As far as the passport thing, I think you would be okay if you carried around a photocopy of the first page of your passport. This is what I do. That way, if they ask for ID, you can show them the copy which has your photo, name, and nationality. Once they see that you're from the U.S., I really don't think they'll bother to ask for any more info.

I hope that helps!

ErnieLG said...

Thanks; that was actually very helpful! I was considering taking a CELTA course in Madrid, and this company says on their website that one needs "working papers in order to be offered a contract". I know many academies are lax about this, but do you think that they're serious if they're explicitly stating this? The site where I saw it is here: http://www.languagetoolbox.com/allaboutcelta/working.html

eslhell said...

International House is a pretty big company in Madrid. I've known a few people (all British) who worked there, but no Americans. It's possible that a place like that may adhere to the rules, since it's so well-known.

But even if they are sticklers on the rules, doing a CELTA course there would look good on a teaching CV and help you get work at other places in Madrid (or throughout the world -- it's an international organization). There are literally hundreds of English language schools in Madrid. As long as you time it right (e.g., looking to start work in early September rather than June, July, or August), you should be able to find work.

ErnieLG said...

Hey, thank you so much. I'm actually considering taking the CELTA course at International House in August so that I could start work in September. Perhaps you'd let me take you to coffee once everything works out!

eslhell said...

Good choice -- there should be loads of work available after you finish your course!

I'd love to know how everything turns out for you, so I may take you up on that coffee!

Sarah said...

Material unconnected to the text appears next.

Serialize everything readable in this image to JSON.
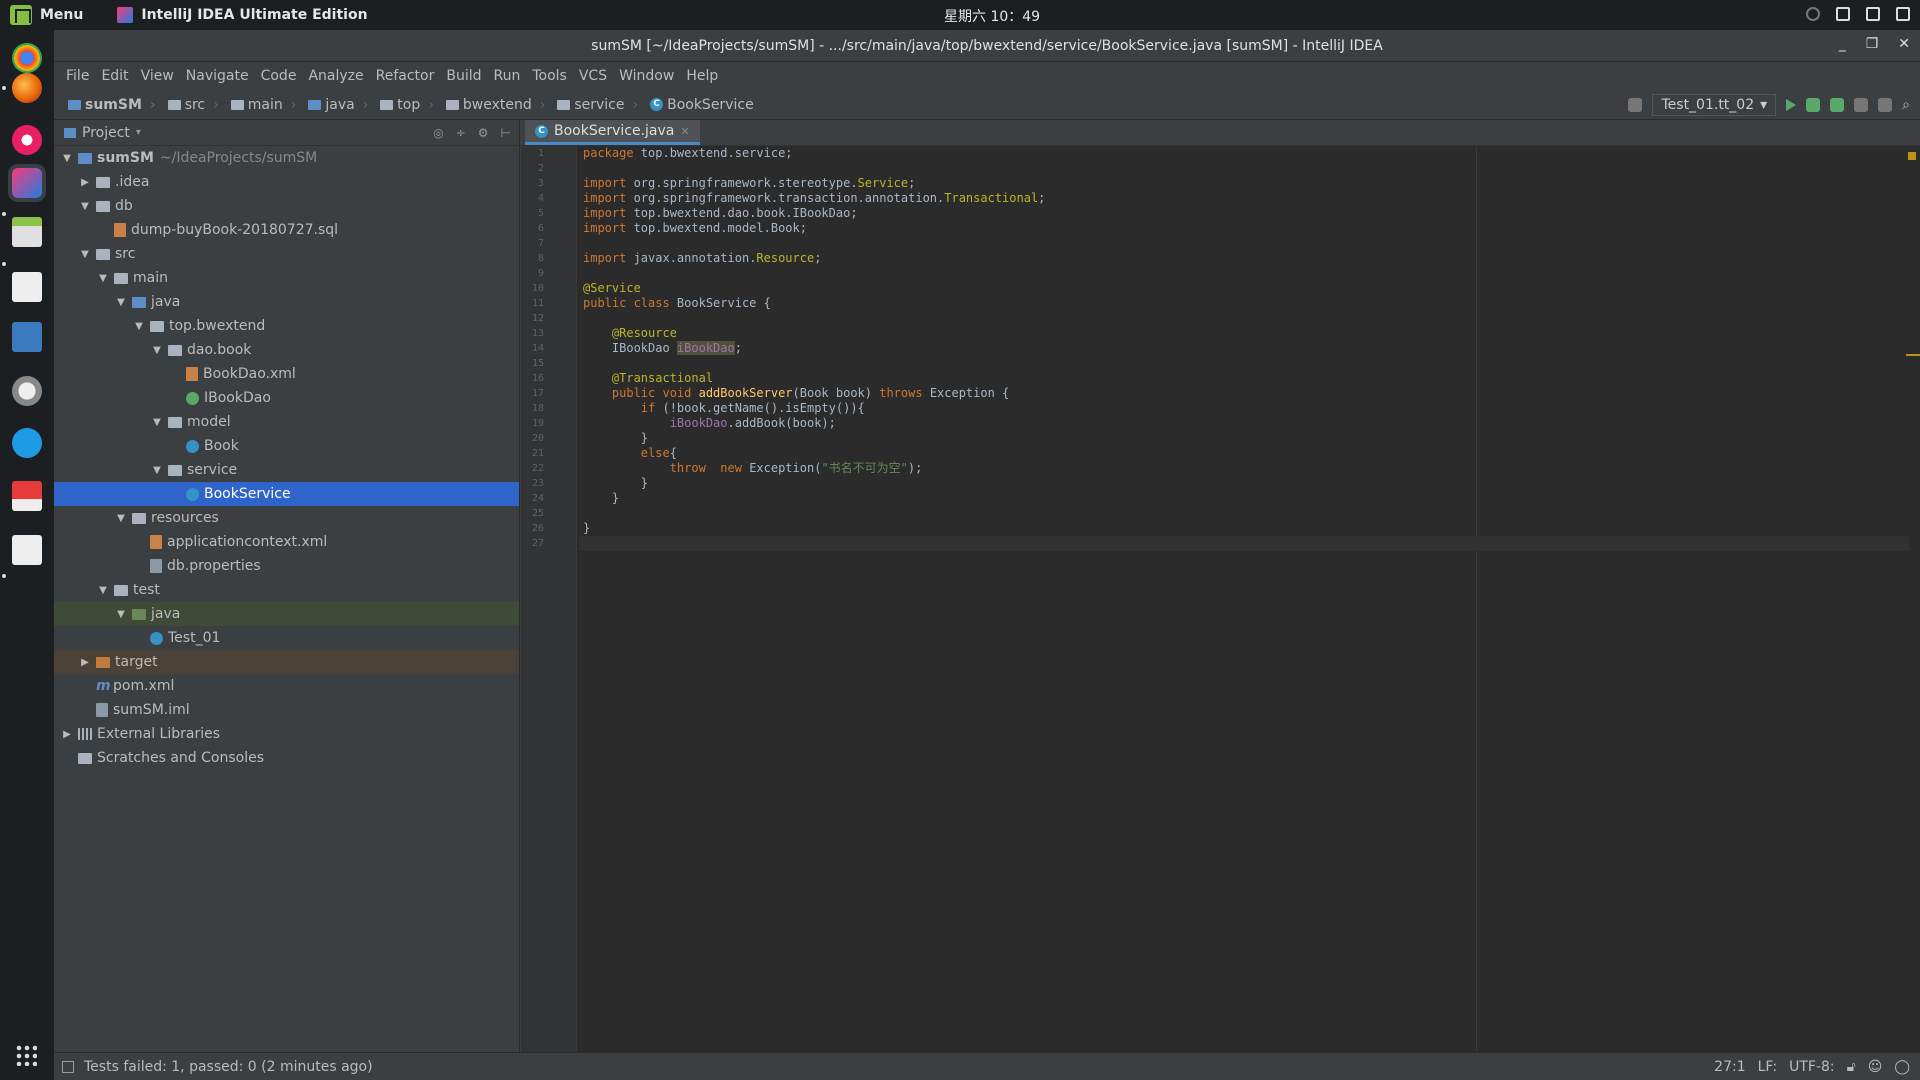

any updates on changes due to the "crackdown" on immigration since you posted this? I'm looking to take a TEFL course in Madrid starting January & then hopefully teaching afterwards...thanks!

eslhell said...

Hi Sarah,

The Spanish government is definitely cracking down on illegals in general, but as of yet I haven't heard of it affecting the EFL world. Illegal North Americans are not #1 on the list of people they want to kick out of the country! However, if you're concerned about whether you'd be able to get work, I'd recommend posting your question in the three forums I'll list below -- you're bound to get some responses:


Good luck!